Entries from a dataset of interfaces
--- START ---

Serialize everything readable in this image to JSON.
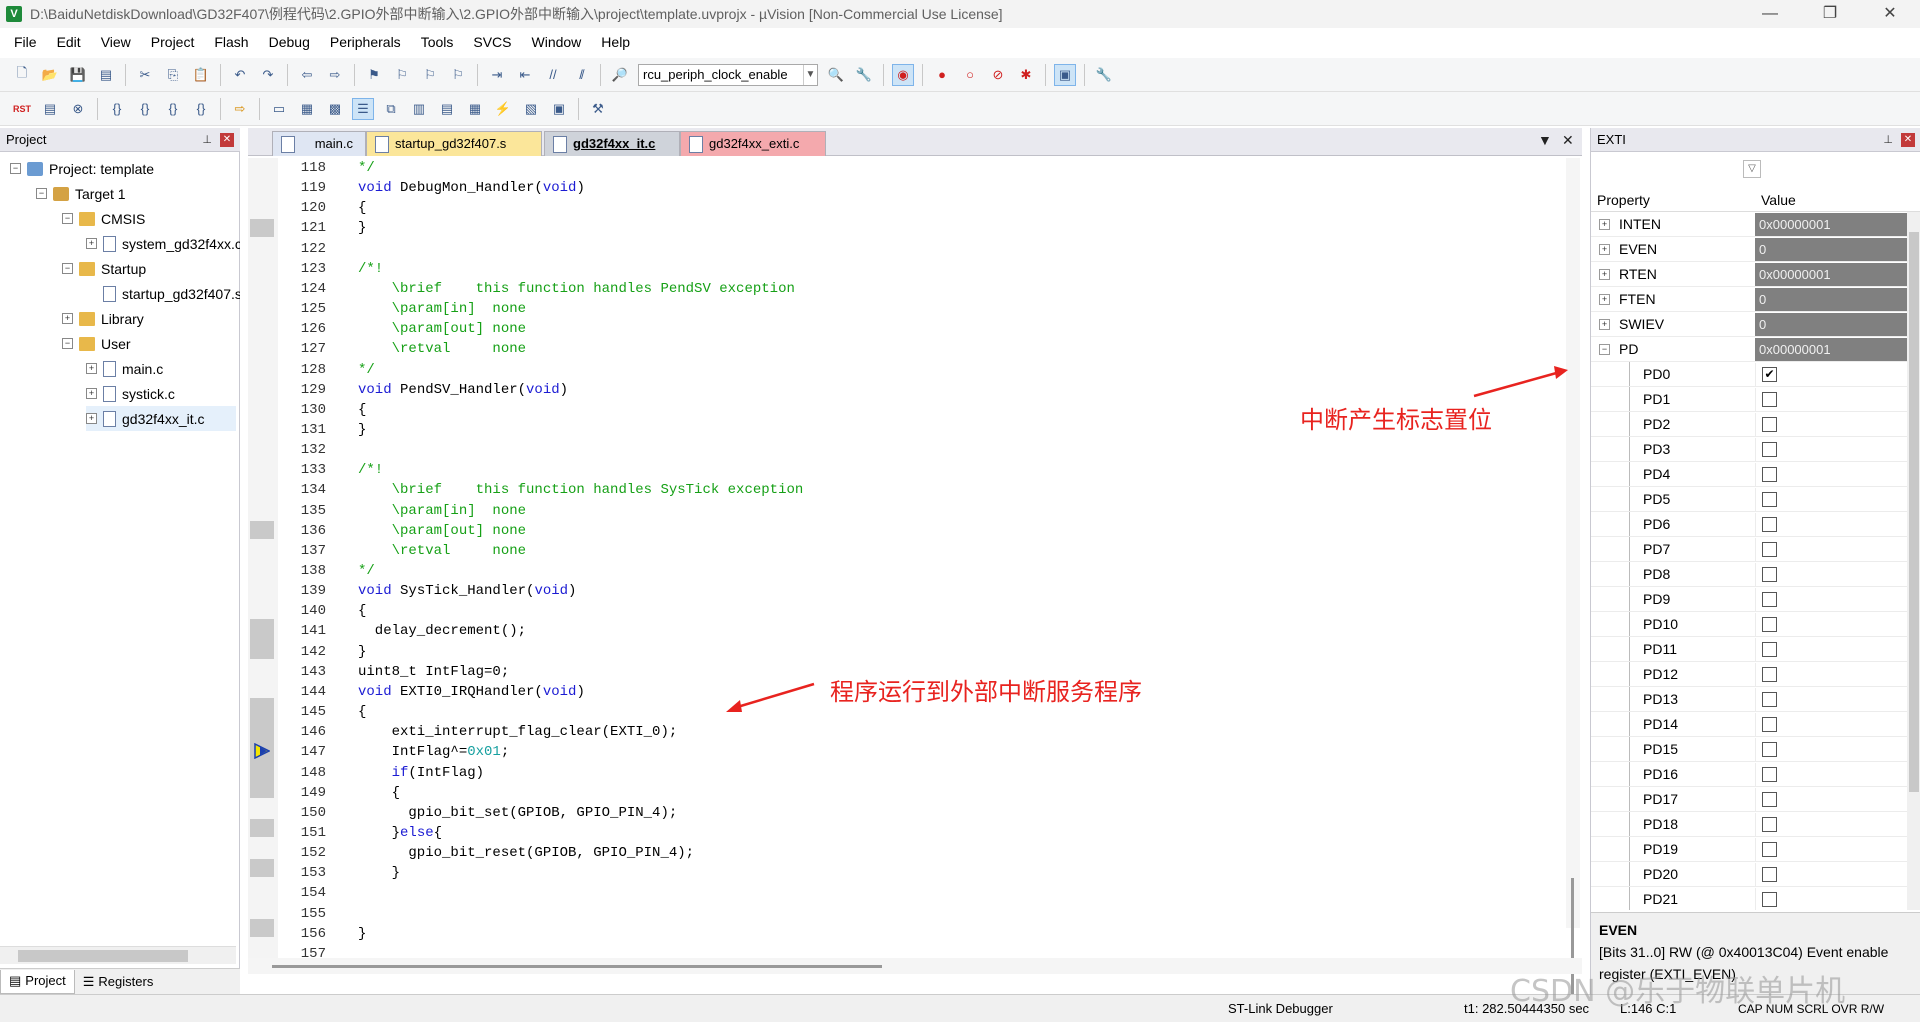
{
  "window": {
    "title": "D:\\BaiduNetdiskDownload\\GD32F407\\例程代码\\2.GPIO外部中断输入\\2.GPIO外部中断输入\\project\\template.uvprojx - µVision  [Non-Commercial Use License]"
  },
  "menu": [
    "File",
    "Edit",
    "View",
    "Project",
    "Flash",
    "Debug",
    "Peripherals",
    "Tools",
    "SVCS",
    "Window",
    "Help"
  ],
  "toolbar": {
    "combo_value": "rcu_periph_clock_enable"
  },
  "project_panel": {
    "title": "Project",
    "tree": [
      {
        "label": "Project: template",
        "toggle": "−"
      },
      {
        "label": "Target 1",
        "toggle": "−"
      },
      {
        "label": "CMSIS",
        "toggle": "−"
      },
      {
        "label": "system_gd32f4xx.c",
        "toggle": "+"
      },
      {
        "label": "Startup",
        "toggle": "−"
      },
      {
        "label": "startup_gd32f407.s",
        "toggle": ""
      },
      {
        "label": "Library",
        "toggle": "+"
      },
      {
        "label": "User",
        "toggle": "−"
      },
      {
        "label": "main.c",
        "toggle": "+"
      },
      {
        "label": "systick.c",
        "toggle": "+"
      },
      {
        "label": "gd32f4xx_it.c",
        "toggle": "+"
      }
    ],
    "tabs": [
      "Project",
      "Registers"
    ]
  },
  "editor": {
    "tabs": [
      "main.c",
      "startup_gd32f407.s",
      "gd32f4xx_it.c",
      "gd32f4xx_exti.c"
    ],
    "active_tab": "gd32f4xx_it.c",
    "lines": [
      {
        "n": "118",
        "t": "*/"
      },
      {
        "n": "119",
        "t": "void DebugMon_Handler(void)"
      },
      {
        "n": "120",
        "t": "{"
      },
      {
        "n": "121",
        "t": "}"
      },
      {
        "n": "122",
        "t": ""
      },
      {
        "n": "123",
        "t": "/*!"
      },
      {
        "n": "124",
        "t": "    \\brief    this function handles PendSV exception"
      },
      {
        "n": "125",
        "t": "    \\param[in]  none"
      },
      {
        "n": "126",
        "t": "    \\param[out] none"
      },
      {
        "n": "127",
        "t": "    \\retval     none"
      },
      {
        "n": "128",
        "t": "*/"
      },
      {
        "n": "129",
        "t": "void PendSV_Handler(void)"
      },
      {
        "n": "130",
        "t": "{"
      },
      {
        "n": "131",
        "t": "}"
      },
      {
        "n": "132",
        "t": ""
      },
      {
        "n": "133",
        "t": "/*!"
      },
      {
        "n": "134",
        "t": "    \\brief    this function handles SysTick exception"
      },
      {
        "n": "135",
        "t": "    \\param[in]  none"
      },
      {
        "n": "136",
        "t": "    \\param[out] none"
      },
      {
        "n": "137",
        "t": "    \\retval     none"
      },
      {
        "n": "138",
        "t": "*/"
      },
      {
        "n": "139",
        "t": "void SysTick_Handler(void)"
      },
      {
        "n": "140",
        "t": "{"
      },
      {
        "n": "141",
        "t": "  delay_decrement();"
      },
      {
        "n": "142",
        "t": "}"
      },
      {
        "n": "143",
        "t": "uint8_t IntFlag=0;"
      },
      {
        "n": "144",
        "t": "void EXTI0_IRQHandler(void)"
      },
      {
        "n": "145",
        "t": "{"
      },
      {
        "n": "146",
        "t": "    exti_interrupt_flag_clear(EXTI_0);"
      },
      {
        "n": "147",
        "t": "    IntFlag^=0x01;"
      },
      {
        "n": "148",
        "t": "    if(IntFlag)"
      },
      {
        "n": "149",
        "t": "    {"
      },
      {
        "n": "150",
        "t": "      gpio_bit_set(GPIOB, GPIO_PIN_4);"
      },
      {
        "n": "151",
        "t": "    }else{"
      },
      {
        "n": "152",
        "t": "      gpio_bit_reset(GPIOB, GPIO_PIN_4);"
      },
      {
        "n": "153",
        "t": "    }"
      },
      {
        "n": "154",
        "t": ""
      },
      {
        "n": "155",
        "t": ""
      },
      {
        "n": "156",
        "t": "}"
      },
      {
        "n": "157",
        "t": ""
      }
    ]
  },
  "annotations": {
    "isr": "程序运行到外部中断服务程序",
    "flag": "中断产生标志置位"
  },
  "exti_panel": {
    "title": "EXTI",
    "col_property": "Property",
    "col_value": "Value",
    "registers": [
      {
        "name": "INTEN",
        "value": "0x00000001",
        "toggle": "+"
      },
      {
        "name": "EVEN",
        "value": "0",
        "toggle": "+"
      },
      {
        "name": "RTEN",
        "value": "0x00000001",
        "toggle": "+"
      },
      {
        "name": "FTEN",
        "value": "0",
        "toggle": "+"
      },
      {
        "name": "SWIEV",
        "value": "0",
        "toggle": "+"
      },
      {
        "name": "PD",
        "value": "0x00000001",
        "toggle": "−"
      }
    ],
    "bits": [
      {
        "name": "PD0",
        "checked": true
      },
      {
        "name": "PD1",
        "checked": false
      },
      {
        "name": "PD2",
        "checked": false
      },
      {
        "name": "PD3",
        "checked": false
      },
      {
        "name": "PD4",
        "checked": false
      },
      {
        "name": "PD5",
        "checked": false
      },
      {
        "name": "PD6",
        "checked": false
      },
      {
        "name": "PD7",
        "checked": false
      },
      {
        "name": "PD8",
        "checked": false
      },
      {
        "name": "PD9",
        "checked": false
      },
      {
        "name": "PD10",
        "checked": false
      },
      {
        "name": "PD11",
        "checked": false
      },
      {
        "name": "PD12",
        "checked": false
      },
      {
        "name": "PD13",
        "checked": false
      },
      {
        "name": "PD14",
        "checked": false
      },
      {
        "name": "PD15",
        "checked": false
      },
      {
        "name": "PD16",
        "checked": false
      },
      {
        "name": "PD17",
        "checked": false
      },
      {
        "name": "PD18",
        "checked": false
      },
      {
        "name": "PD19",
        "checked": false
      },
      {
        "name": "PD20",
        "checked": false
      },
      {
        "name": "PD21",
        "checked": false
      }
    ],
    "desc_title": "EVEN",
    "desc_text": "[Bits 31..0] RW (@ 0x40013C04) Event enable register (EXTI_EVEN)"
  },
  "statusbar": {
    "debugger": "ST-Link Debugger",
    "time": "t1: 282.50444350 sec",
    "position": "L:146 C:1",
    "flags": "CAP  NUM  SCRL  OVR  R/W"
  },
  "watermark": "CSDN @乐于物联单片机",
  "colors": {
    "keyword": "#1b1bd3",
    "comment": "#16a016",
    "annotation": "#e8231f",
    "reg_value_bg": "#808080"
  }
}
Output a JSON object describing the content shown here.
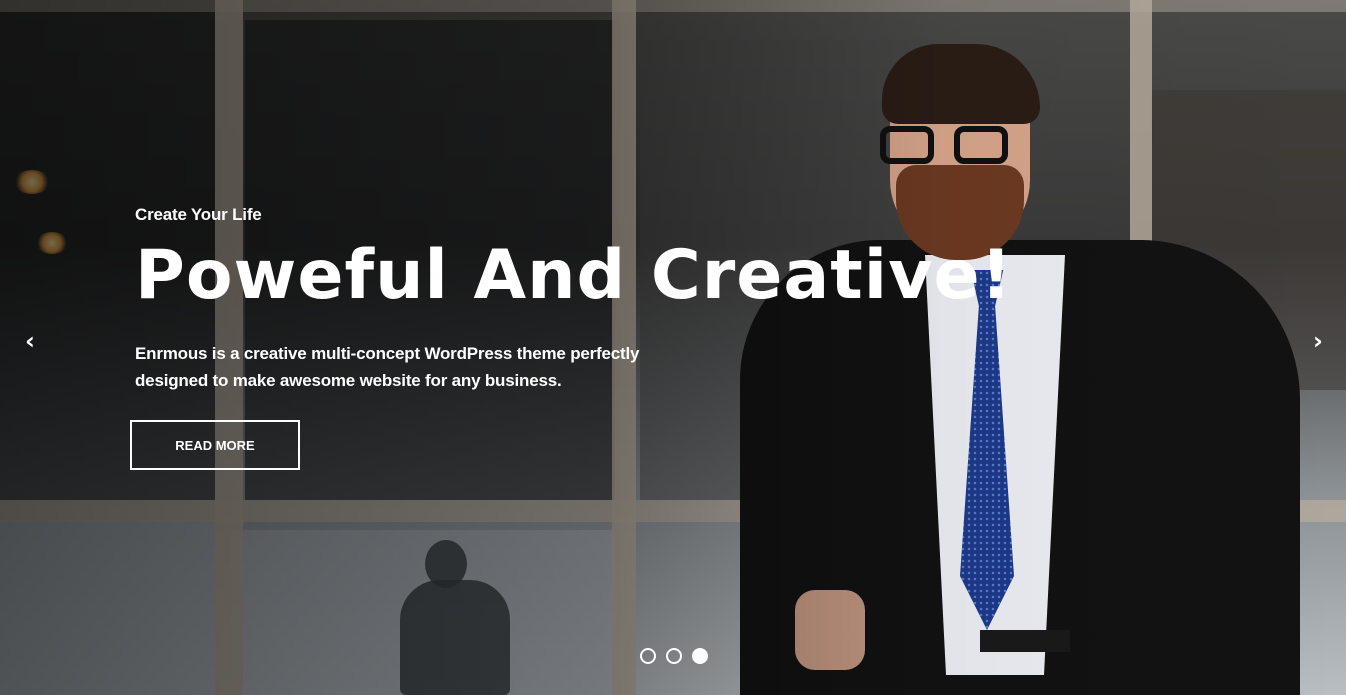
{
  "slide": {
    "subtitle": "Create Your Life",
    "title": "Poweful And Creative!",
    "description_line1": "Enrmous is a creative multi-concept WordPress theme perfectly",
    "description_line2": "designed to make awesome website for any business.",
    "button_label": "READ MORE"
  },
  "nav": {
    "prev_icon": "chevron-left-icon",
    "next_icon": "chevron-right-icon",
    "prev_glyph": "‹",
    "next_glyph": "›"
  },
  "pagination": {
    "total": 3,
    "active_index": 3
  },
  "colors": {
    "text": "#ffffff",
    "button_border": "#ffffff"
  }
}
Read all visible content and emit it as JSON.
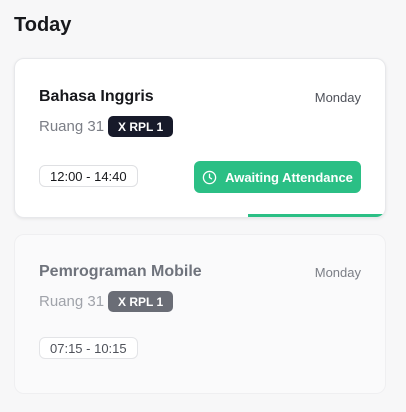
{
  "section": {
    "title": "Today"
  },
  "schedule": [
    {
      "subject": "Bahasa Inggris",
      "day": "Monday",
      "room": "Ruang 31",
      "class": "X RPL 1",
      "time": "12:00 - 14:40",
      "status_label": "Awaiting Attendance",
      "status_icon": "clock-icon",
      "progress_percent": 37
    },
    {
      "subject": "Pemrograman Mobile",
      "day": "Monday",
      "room": "Ruang 31",
      "class": "X RPL 1",
      "time": "07:15 - 10:15"
    }
  ],
  "colors": {
    "accent": "#2bbf85",
    "badge_active": "#171a2a",
    "badge_inactive": "#6a6d76"
  }
}
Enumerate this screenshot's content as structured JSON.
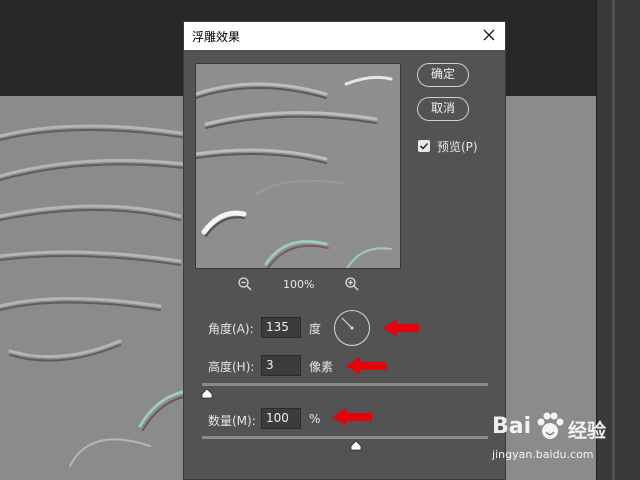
{
  "dialog": {
    "title": "浮雕效果",
    "ok_label": "确定",
    "cancel_label": "取消",
    "preview_label": "预览(P)",
    "preview_checked": true,
    "zoom_level": "100%",
    "angle_label": "角度(A):",
    "angle_value": "135",
    "angle_unit": "度",
    "height_label": "高度(H):",
    "height_value": "3",
    "height_unit": "像素",
    "amount_label": "数量(M):",
    "amount_value": "100",
    "amount_unit": "%",
    "height_slider_fraction": 0.0,
    "amount_slider_fraction": 0.54
  },
  "watermark": {
    "brand": "Bai",
    "brand_suffix": "经验",
    "url": "jingyan.baidu.com"
  },
  "colors": {
    "dialog_bg": "#535353",
    "arrow": "#e8000b",
    "canvas_gray": "#8b8b8b"
  }
}
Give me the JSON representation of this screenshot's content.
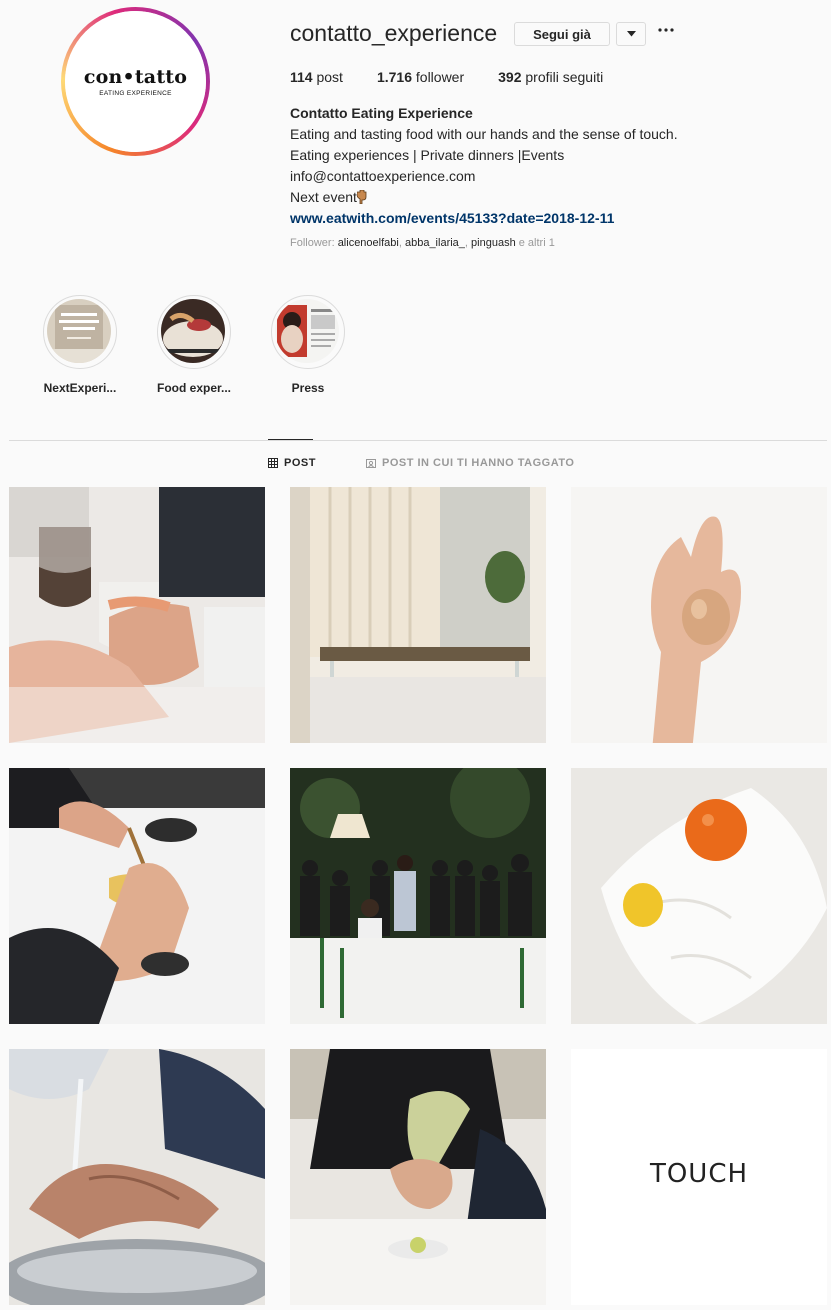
{
  "profile": {
    "username": "contatto_experience",
    "follow_button": "Segui già",
    "dropdown_icon": "caret-down-icon",
    "more_icon": "more-options-icon",
    "logo": {
      "main": "con•tatto",
      "sub": "EATING EXPERIENCE"
    }
  },
  "stats": {
    "posts_count": "114",
    "posts_label": "post",
    "followers_count": "1.716",
    "followers_label": "follower",
    "following_count": "392",
    "following_label": "profili seguiti"
  },
  "bio": {
    "name": "Contatto Eating Experience",
    "line1": "Eating and tasting food with our hands and the sense of touch.",
    "line2": "Eating experiences | Private dinners |Events",
    "email": "info@contattoexperience.com",
    "line4": "Next event",
    "line4_icon": "pointing-down-hand-icon",
    "link": "www.eatwith.com/events/45133?date=2018-12-11"
  },
  "followed_by": {
    "prefix": "Follower:",
    "user1": "alicenoelfabi",
    "user2": "abba_ilaria_",
    "user3": "pinguash",
    "suffix": "e altri 1"
  },
  "highlights": [
    {
      "label": "NextExperi..."
    },
    {
      "label": "Food exper..."
    },
    {
      "label": "Press"
    }
  ],
  "tabs": {
    "post": "POST",
    "tagged": "POST IN CUI TI HANNO TAGGATO",
    "post_icon": "grid-icon",
    "tagged_icon": "tagged-user-icon"
  },
  "posts": {
    "touch_text": "TOUCH"
  },
  "colors": {
    "background": "#fafafa",
    "link": "#003569",
    "border": "#dbdbdb",
    "muted": "#999999",
    "text": "#262626"
  }
}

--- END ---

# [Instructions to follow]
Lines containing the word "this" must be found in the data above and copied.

# [Problem solution]
Serialize everything readable in this image to JSON.
        "t": "    \\brief    this function handles PendSV exception"
        "t": "    \\brief    this function handles SysTick exception"
Enumerate this screenshot's content as structured JSON.
Give me the JSON representation of this screenshot's content.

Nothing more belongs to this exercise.